• Work instruction
Your response should contain every line from the data below that holds the string "screenshot".

============

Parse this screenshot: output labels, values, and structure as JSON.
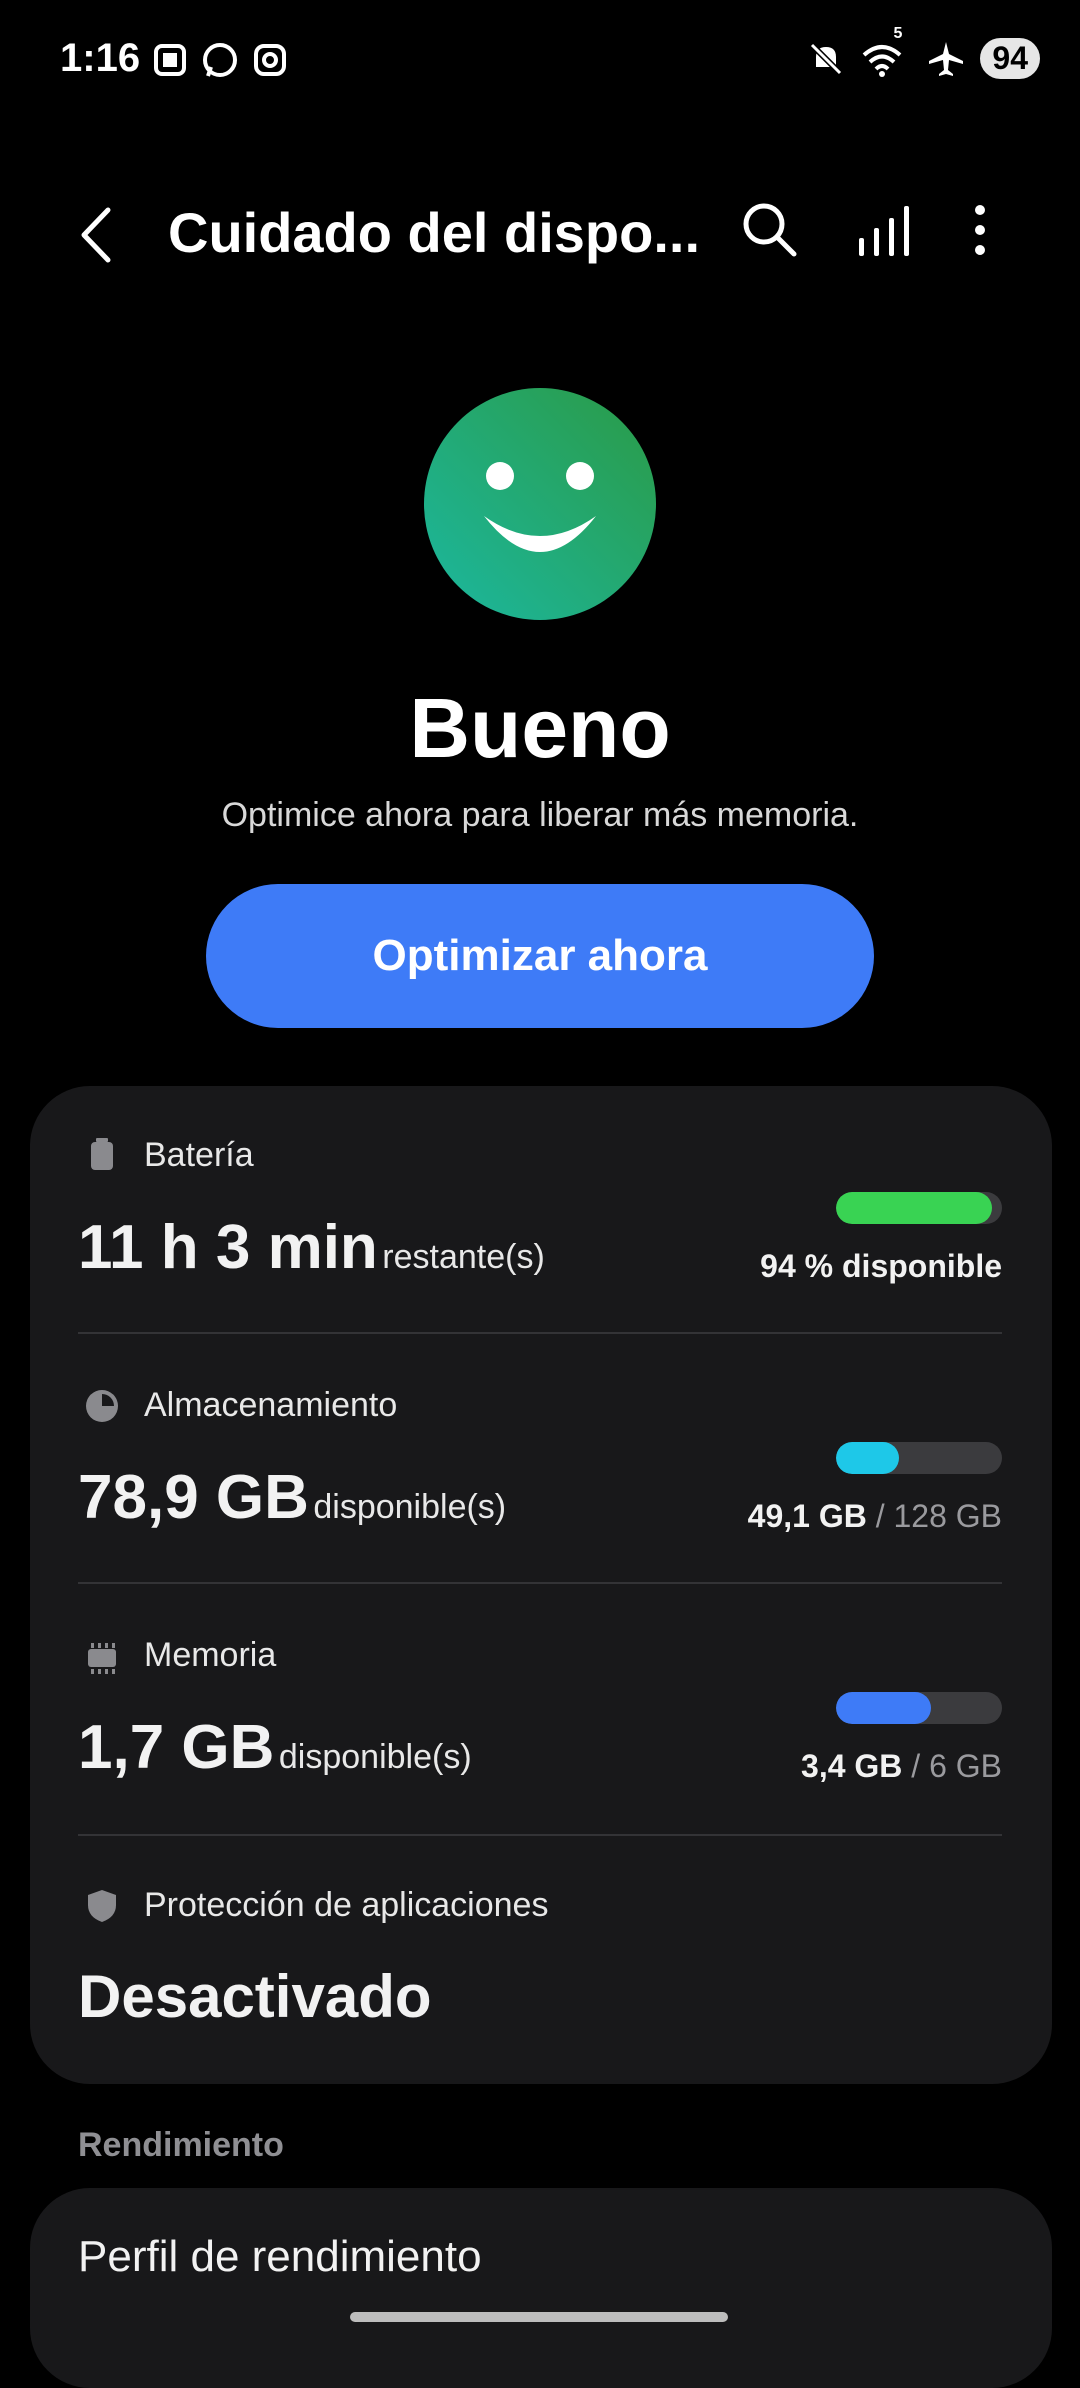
{
  "status_bar": {
    "time": "1:16",
    "left_icons": [
      "screenshot-icon",
      "whatsapp-icon",
      "instagram-icon"
    ],
    "right_icons": [
      "mute-icon",
      "wifi-icon",
      "airplane-icon"
    ],
    "wifi_label": "5",
    "battery": "94"
  },
  "header": {
    "title": "Cuidado del dispo...",
    "icons": [
      "back-icon",
      "search-icon",
      "chart-icon",
      "more-icon"
    ]
  },
  "hero": {
    "status": "Bueno",
    "description": "Optimice ahora para liberar más memoria.",
    "button_label": "Optimizar ahora"
  },
  "items": {
    "battery": {
      "label": "Batería",
      "value": "11 h 3 min",
      "unit": "restante(s)",
      "bar_fraction": 0.94,
      "bar_color": "#39d353",
      "right": "94 % disponible"
    },
    "storage": {
      "label": "Almacenamiento",
      "value": "78,9 GB",
      "unit": "disponible(s)",
      "bar_fraction": 0.38,
      "bar_color": "#1ec8e8",
      "used": "49,1 GB",
      "total": "/ 128 GB"
    },
    "memory": {
      "label": "Memoria",
      "value": "1,7 GB",
      "unit": "disponible(s)",
      "bar_fraction": 0.57,
      "bar_color": "#3e7bf7",
      "used": "3,4 GB",
      "total": "/ 6 GB"
    },
    "protection": {
      "label": "Protección de aplicaciones",
      "value": "Desactivado"
    }
  },
  "performance": {
    "section_label": "Rendimiento",
    "profile_label": "Perfil de rendimiento"
  },
  "colors": {
    "accent": "#3e7bf7",
    "card_bg": "#18181a",
    "smiley_gradient": [
      "#1bb8a0",
      "#2b9a45"
    ]
  }
}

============

• Answer space
Parse this screenshot: output labels, values, and structure as JSON.
      "screenshot-icon",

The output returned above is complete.